More direct-to-DVD content, however this one plays like a deleted scene from The Incredibles rather than an original short. It's what happened off-screen to Jack-Jack and his babysitter Kari, while the Parrs were off saving the city from Syndrome's sentient robot. Extremely funny and well done, it's the only one of the shorts without a commentary track.
One-Man Band (2005)
The brainchild of story supervisor Mark Andrews and animator Andy Jimenez, this was the third of three ideas they pitched to John for short development. Together with composer Michael Giacchino (Ratatouille), they wove a wonderous tale of competitive spirit gone awry, only to be schooled by the talent and wisdom of a child. Band should be viewed especially for its use of independent camera movement and the mind-blowing level of detail infused into its Renaissance setting.
Mater and the Ghost Light (2006)
Yet another direct-to-DVD entry, but one as lovingly crafted as John's feature-length triumph, Cars, from which it was inspired. This untold tale from Radiator Springs shows the gang getting a wee-bit of revenge on everyone's favorite prankster. During the commentary, John points out the inspiration for Mater came from Don Knotts, and that's clearly evident in this Ghost and Mr. Chicken-esque escapade. Even if Cars wasn't your bag, you have to marvel at the world Pixar has created with this film.
The final short ran in front of Ratatouille and servers as a comedic homage to the days of Close Encounters of the Third Kind, when alien abductions were all the In Search Of rage. Here we find an alien abducter trainee trying to get ahold of the ship's overwhelming console. Pure comedy from start to finish...and beautiful looking at that.

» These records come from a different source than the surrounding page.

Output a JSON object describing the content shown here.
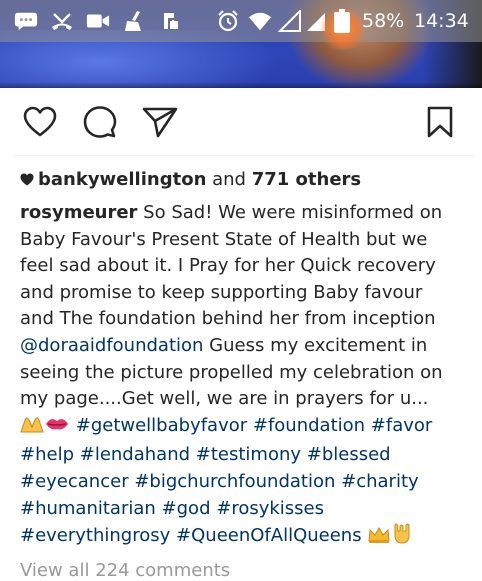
{
  "status_bar": {
    "battery_percent": "58%",
    "time": "14:34"
  },
  "post": {
    "likes": {
      "first_liker": "bankywellington",
      "joiner": " and ",
      "others": "771 others"
    },
    "caption": {
      "username": "rosymeurer",
      "text_before_mention": "So Sad! We were misinformed on Baby Favour's Present State of Health but we feel sad about it. I Pray for her Quick recovery and promise to keep supporting Baby favour and The foundation behind her from inception",
      "mention": "@doraaidfoundation",
      "text_after_mention": "Guess my excitement in seeing the picture propelled my celebration on my page....Get well, we are in prayers for u...",
      "hashtags": [
        "#getwellbabyfavor",
        "#foundation",
        "#favor",
        "#help",
        "#lendahand",
        "#testimony",
        "#blessed",
        "#eyecancer",
        "#bigchurchfoundation",
        "#charity",
        "#humanitarian",
        "#god",
        "#rosykisses",
        "#everythingrosy",
        "#QueenOfAllQueens"
      ]
    },
    "view_comments": "View all 224 comments"
  },
  "colors": {
    "link": "#003569",
    "text": "#262626",
    "muted": "#999999"
  }
}
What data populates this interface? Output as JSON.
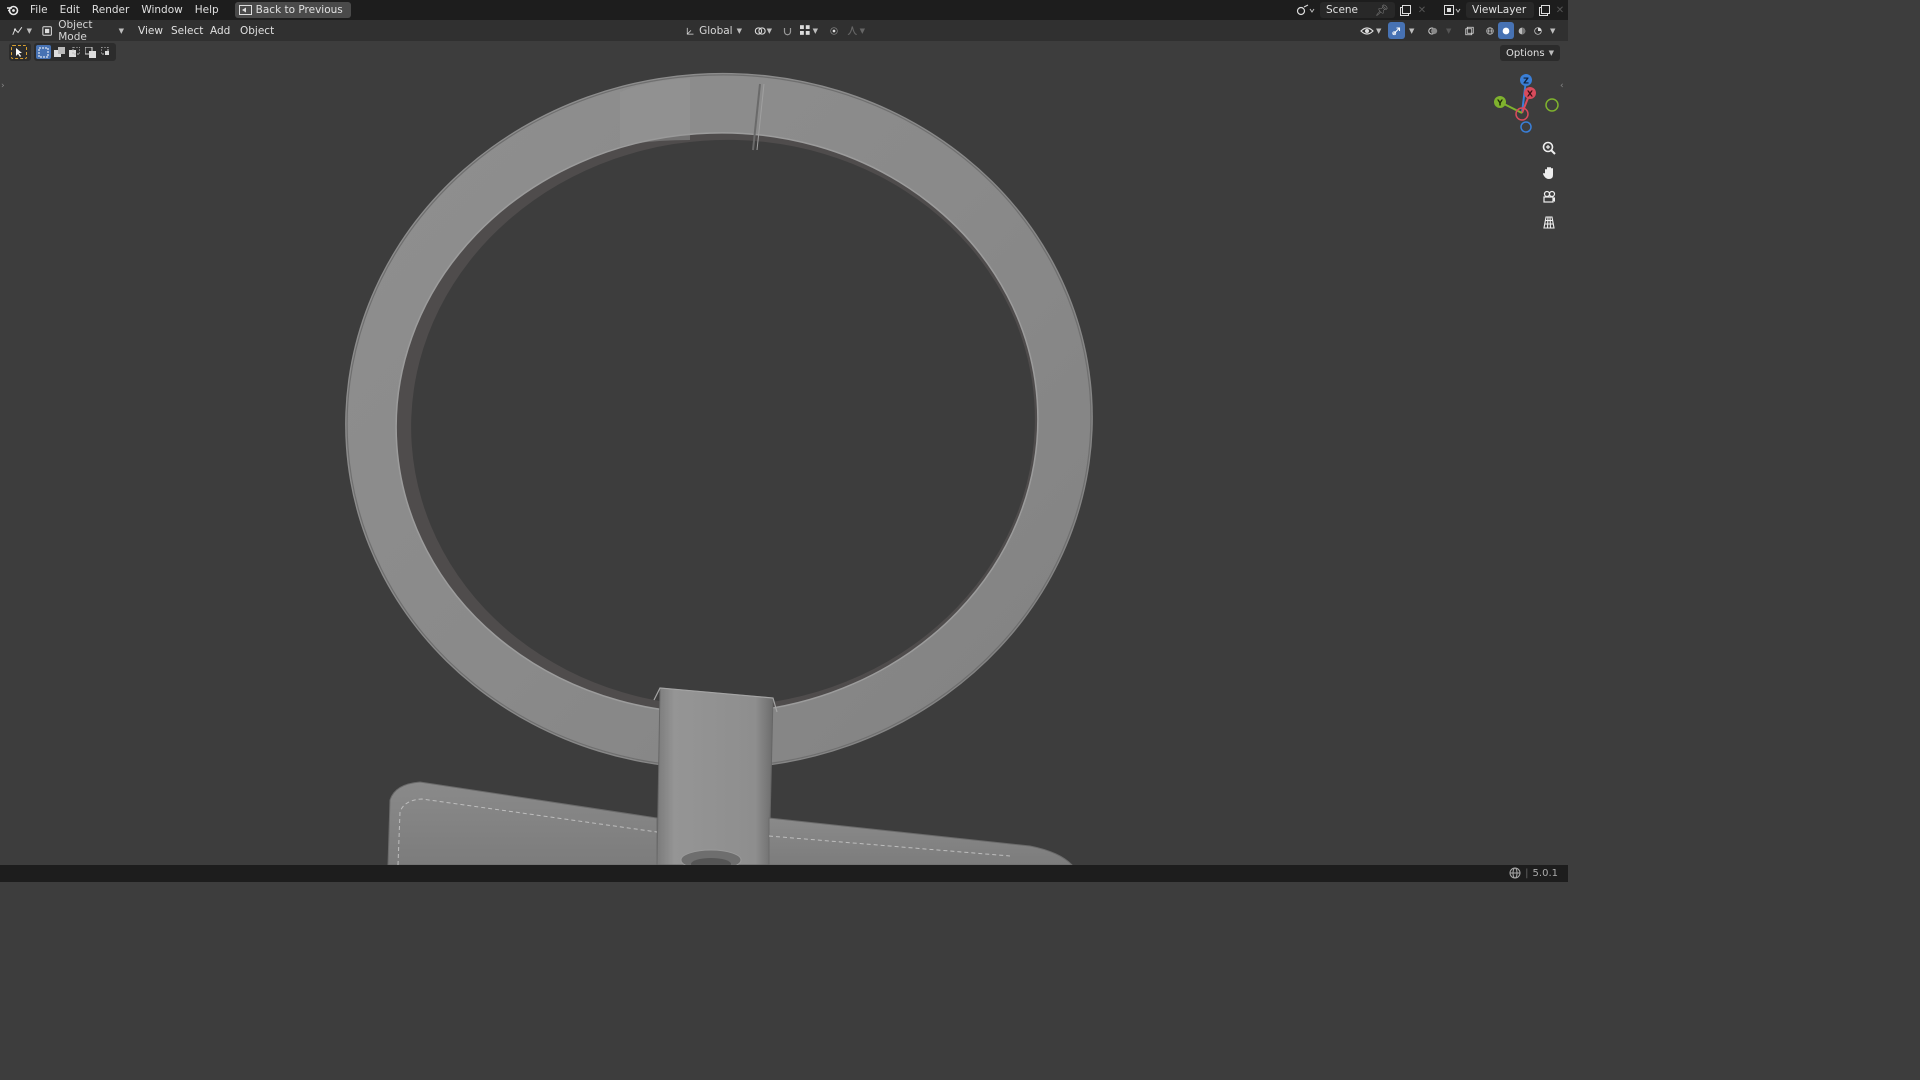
{
  "topbar": {
    "menus": [
      "File",
      "Edit",
      "Render",
      "Window",
      "Help"
    ],
    "back_button": "Back to Previous",
    "scene": "Scene",
    "view_layer": "ViewLayer"
  },
  "header": {
    "mode": "Object Mode",
    "menus": [
      "View",
      "Select",
      "Add",
      "Object"
    ],
    "orientation": "Global"
  },
  "viewport": {
    "options_label": "Options",
    "gizmo_axes": {
      "x": "X",
      "y": "Y",
      "z": "Z"
    }
  },
  "status": {
    "version": "5.0.1"
  },
  "colors": {
    "accent": "#4772b3",
    "background": "#3d3d3d",
    "topbar": "#1d1d1d",
    "x_axis": "#d94b5c",
    "y_axis": "#7fb22e",
    "z_axis": "#3a7fd8"
  },
  "icons": [
    "blender-logo-icon",
    "editor-type-icon",
    "object-mode-icon",
    "transform-orientation-icon",
    "pivot-icon",
    "snap-icon",
    "proportional-edit-icon",
    "visibility-icon",
    "gizmo-icon",
    "overlay-icon",
    "xray-icon",
    "wireframe-shading-icon",
    "solid-shading-icon",
    "material-shading-icon",
    "rendered-shading-icon",
    "zoom-icon",
    "pan-hand-icon",
    "camera-icon",
    "grid-icon"
  ]
}
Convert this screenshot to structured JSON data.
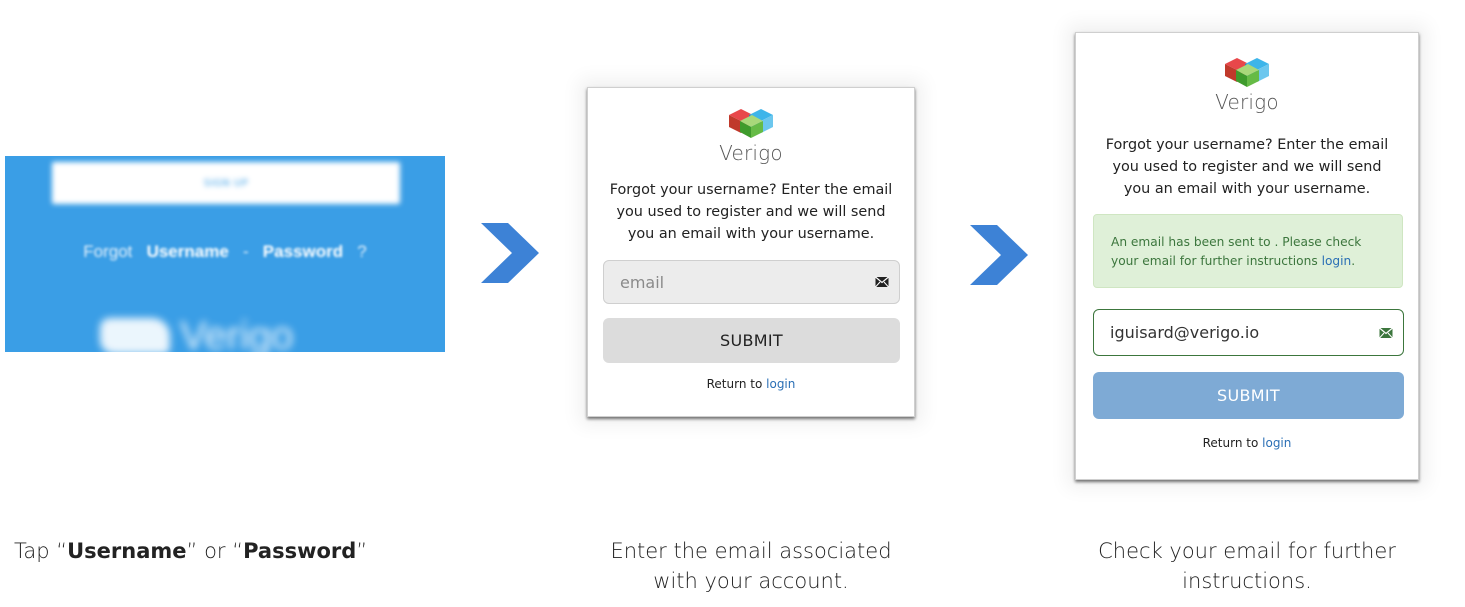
{
  "step1": {
    "signup_label": "SIGN UP",
    "forgot_prefix": "Forgot",
    "username_link": "Username",
    "separator": "-",
    "password_link": "Password",
    "question_mark": "?",
    "brand_text": "Verigo"
  },
  "step2": {
    "brand_name": "Verigo",
    "instruction_line1": "Forgot your username? Enter the email",
    "instruction_line2": "you used to register and we will send",
    "instruction_line3": "you an email with your username.",
    "email_placeholder": "email",
    "submit_label": "SUBMIT",
    "return_prefix": "Return to",
    "login_link": "login"
  },
  "step3": {
    "brand_name": "Verigo",
    "instruction_line1": "Forgot your username? Enter the email",
    "instruction_line2": "you used to register and we will send",
    "instruction_line3": "you an email with your username.",
    "alert_line1": "An email has been sent to . Please check",
    "alert_line2_prefix": "your email for further instructions",
    "alert_login_link": "login",
    "alert_period": ".",
    "email_value": "iguisard@verigo.io",
    "submit_label": "SUBMIT",
    "return_prefix": "Return to",
    "login_link": "login"
  },
  "captions": {
    "step1_prefix": "Tap “",
    "step1_username": "Username",
    "step1_mid": "” or “",
    "step1_password": "Password",
    "step1_suffix": "”",
    "step2_line1": "Enter the email associated",
    "step2_line2": "with your account.",
    "step3_line1": "Check your email for further",
    "step3_line2": "instructions."
  },
  "colors": {
    "banner_blue": "#3a9ee6",
    "chevron_blue": "#3d82d6",
    "submit_disabled": "#dcdcdc",
    "submit_active": "#7eaad5",
    "field_success_border": "#3c763d",
    "alert_bg": "#dff0d8",
    "link_blue": "#2a6fb5"
  }
}
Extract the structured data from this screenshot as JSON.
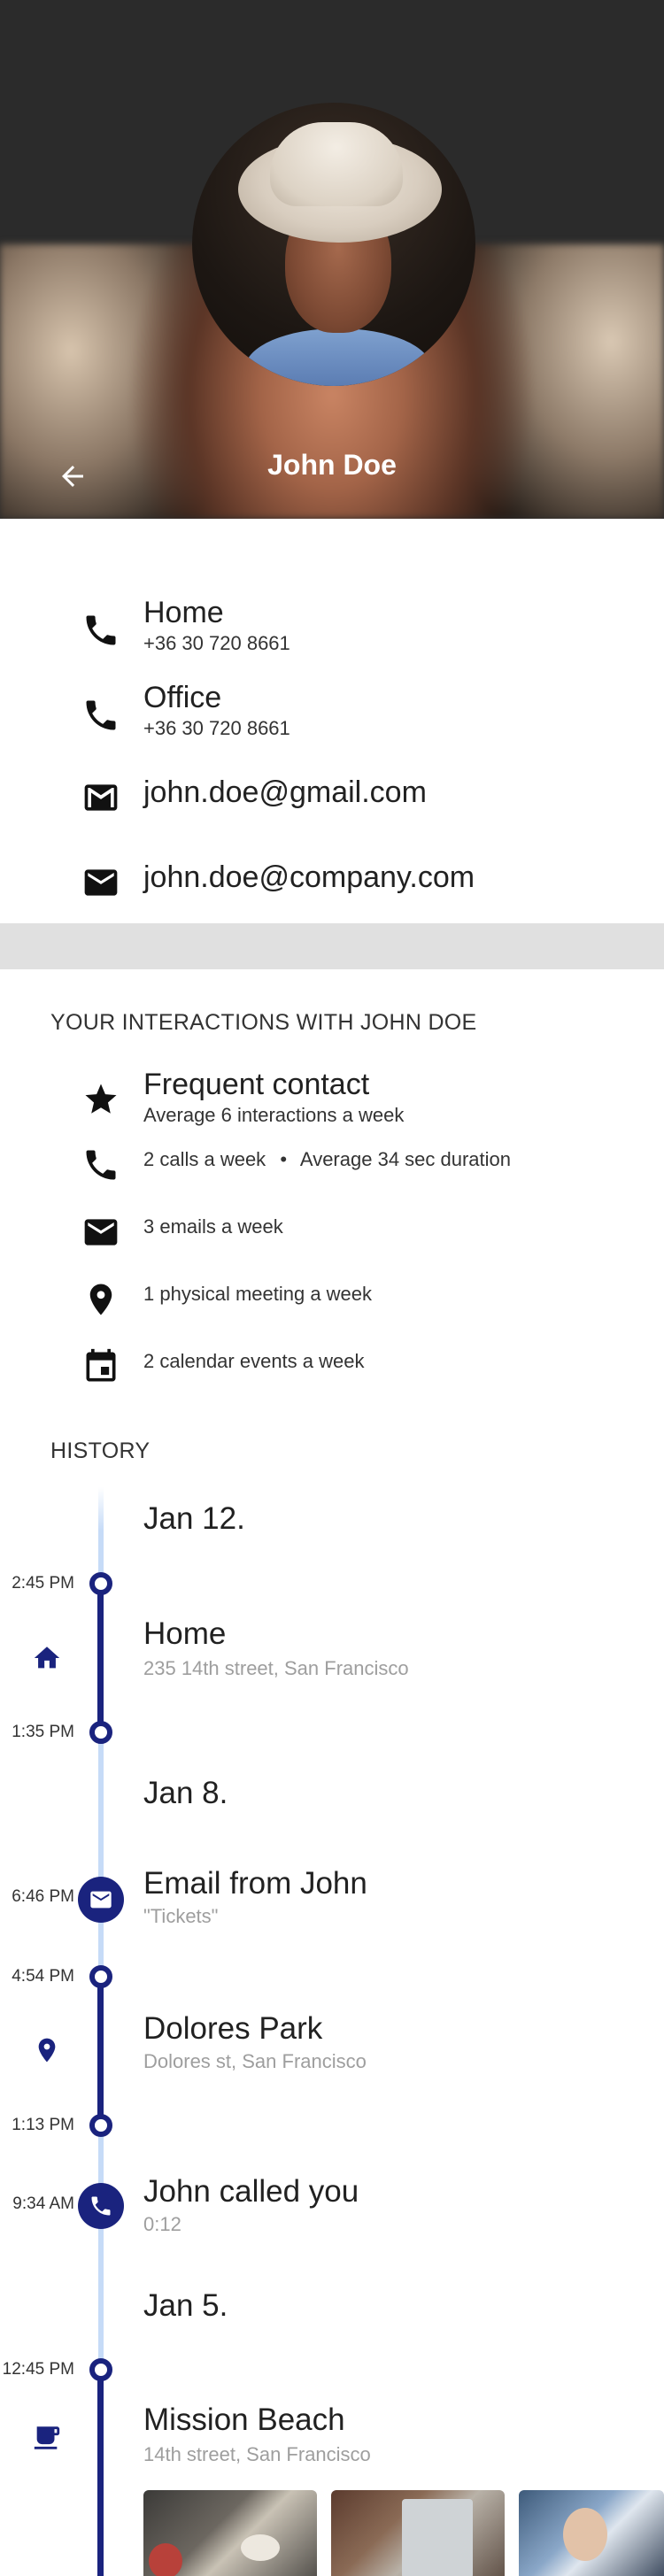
{
  "header": {
    "name": "John Doe",
    "back_icon": "arrow-left-icon"
  },
  "contacts": {
    "phones": [
      {
        "label": "Home",
        "number": "+36 30 720 8661",
        "icon": "phone-icon"
      },
      {
        "label": "Office",
        "number": "+36 30 720 8661",
        "icon": "phone-icon"
      }
    ],
    "emails": [
      {
        "address": "john.doe@gmail.com",
        "icon": "gmail-icon"
      },
      {
        "address": "john.doe@company.com",
        "icon": "email-icon"
      }
    ]
  },
  "interactions": {
    "title": "YOUR INTERACTIONS WITH JOHN DOE",
    "frequent_title": "Frequent contact",
    "frequent_sub": "Average 6 interactions a week",
    "calls": "2 calls a week",
    "separator": "•",
    "duration": "Average 34 sec duration",
    "emails": "3 emails a week",
    "meetings": "1 physical meeting a week",
    "calendar": "2 calendar events a week"
  },
  "history": {
    "title": "HISTORY",
    "dates": [
      "Jan 12.",
      "Jan 8.",
      "Jan 5."
    ],
    "events": [
      {
        "title": "Home",
        "subtitle": "235 14th street, San Francisco",
        "time_start": "2:45 PM",
        "time_end": "1:35 PM",
        "icon": "home-icon"
      },
      {
        "title": "Email from John",
        "subtitle": "\"Tickets\"",
        "time": "6:46 PM",
        "icon": "email-icon"
      },
      {
        "title": "Dolores Park",
        "subtitle": "Dolores st, San Francisco",
        "time_start": "4:54 PM",
        "time_end": "1:13 PM",
        "icon": "location-pin-icon"
      },
      {
        "title": "John called you",
        "subtitle": "0:12",
        "time": "9:34 AM",
        "icon": "phone-icon"
      },
      {
        "title": "Mission Beach",
        "subtitle": "14th street, San Francisco",
        "time_start": "12:45 PM",
        "icon": "coffee-icon"
      }
    ]
  },
  "colors": {
    "accent": "#1a237e",
    "timeline_light": "#c6dbf7",
    "divider": "#e0e0e0"
  }
}
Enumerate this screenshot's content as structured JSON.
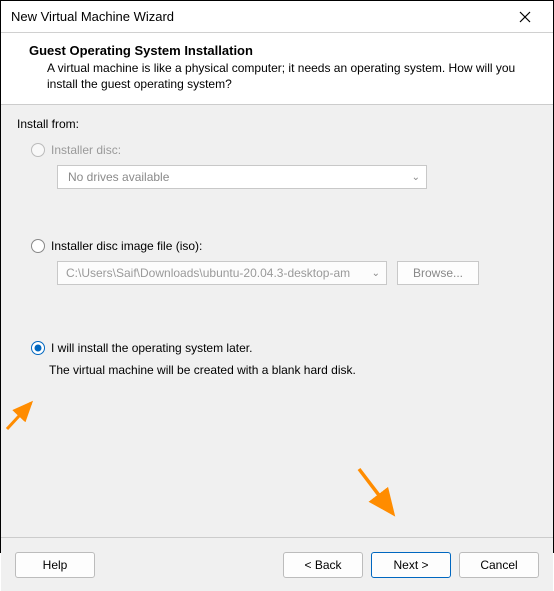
{
  "window": {
    "title": "New Virtual Machine Wizard"
  },
  "header": {
    "title": "Guest Operating System Installation",
    "description": "A virtual machine is like a physical computer; it needs an operating system. How will you install the guest operating system?"
  },
  "content": {
    "install_from_label": "Install from:",
    "option_disc": {
      "label": "Installer disc:",
      "dropdown_value": "No drives available"
    },
    "option_iso": {
      "label": "Installer disc image file (iso):",
      "path_value": "C:\\Users\\Saif\\Downloads\\ubuntu-20.04.3-desktop-am",
      "browse_label": "Browse..."
    },
    "option_later": {
      "label": "I will install the operating system later.",
      "hint": "The virtual machine will be created with a blank hard disk."
    }
  },
  "footer": {
    "help": "Help",
    "back": "< Back",
    "next": "Next >",
    "cancel": "Cancel"
  }
}
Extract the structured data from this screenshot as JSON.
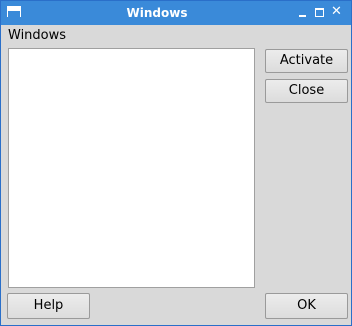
{
  "window": {
    "title": "Windows"
  },
  "main": {
    "section_label": "Windows",
    "window_list_items": []
  },
  "buttons": {
    "activate": "Activate",
    "close": "Close",
    "help": "Help",
    "ok": "OK"
  },
  "icons": {
    "app": "window-icon",
    "minimize": "minimize-icon",
    "maximize": "maximize-icon",
    "close": "close-icon"
  },
  "colors": {
    "titlebar": "#3a8ad9",
    "window_bg": "#d9d9d9",
    "list_bg": "#ffffff"
  }
}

Presented in a mix of full frame (for the older, SIGGRAPH shorts) to 1.78:1 native widescreen, these images blaze new trails in 1080p Blu-ray. You will find detail here that was impossible to see in theatres or on your computer screen, which is where many folks first encountered those early shorts; unless you were a fan of Spike and Mike's Twisted Animation Festival which made the art house and college campus rounds in the '90s. The audio, as always with Blu-ray, is astounding and showcases the unsung sound design work that Pixar embeds in their features.
I mentioned the audio commentaries (save for Jack-Jack) and the Sesame Street clips, but the single most valuable bonus feature included on this release is "The Pixar Shorts: A Short Story." For those who have not seen Leslie's The Pixar Story, it's a Readers Digest version of their history, but a well crafted, fascinating tale of tragedy and triumph.
I've read other reviewers and consumers who claim that this collection is nothing more than Disney's attempt to milk Pixar fans for even more of their hard-earned dollars. I disagree. While you may be able to find these shorts online, on VHS, or included on other Pixar special edition releases, having them all in one collection, supported by a great documentary, showcases the amazing journey that this company and its people have undertaken. It's a story that needed to be told and one that everyone should hear, as it proves what you can accomplish when you whole-heartedly pursue your dreams...to infinity and beyond.
Review content copyright © 2008 Michael Stailey; Site layout and review format copyright © 1998 - 2016 HipClick Designs LLC
Scales of Justice
* 1.78:1 Non-Anamorphic (1080p Widescreen)
* Full Frame (1080p)
* Dolby Digital 5.1 Master Lossless Audio (English)
* Dolby Digital 5.1 Surround (English)
* Dolby Digital 5.1 Surround (French)
* Dolby Digital 5.1 Surround (Spanish)
* Dolby Digital 2.0 Master Lossless Audio (English)
* Dolby Digital 2.0 Stereo (English)
* English (SDH)
Running Time: 54 Minutes
Release Year: 1984
MPAA Rating: Not Rated
* "The Pixar Shorts: A Short History"
* Audio Commentaries on all but "Jack-Jack Attack"
* Luxo Jr. Sesame Street Shorts: Surprise, Light & Heavy, Up & Down, Front & Back
* IMDb: The Adventures of Andre and Wally B.
* IMDb: Luxo Jr.
* IMDb: Red's Dream
* IMDb: Tin Toy
* IMDb: Knick Knack
* IMDb: Luxo Jr. in "Surprise" and "Light & Heavy"
* IMDb: Gerri's Game
* IMDb: For the Birds
* IMDb: Mike's New Car
* IMDb: Boundin'
* IMDb: Jack-Jack Attack
* IMDb: One Man Band
* IMDb: Mater and the Ghost Light
* IMDb: Lifted
* Pixar Shorts: Official Site
* "Knick Knack" downsizing controversy
* Original DVD Verdict Review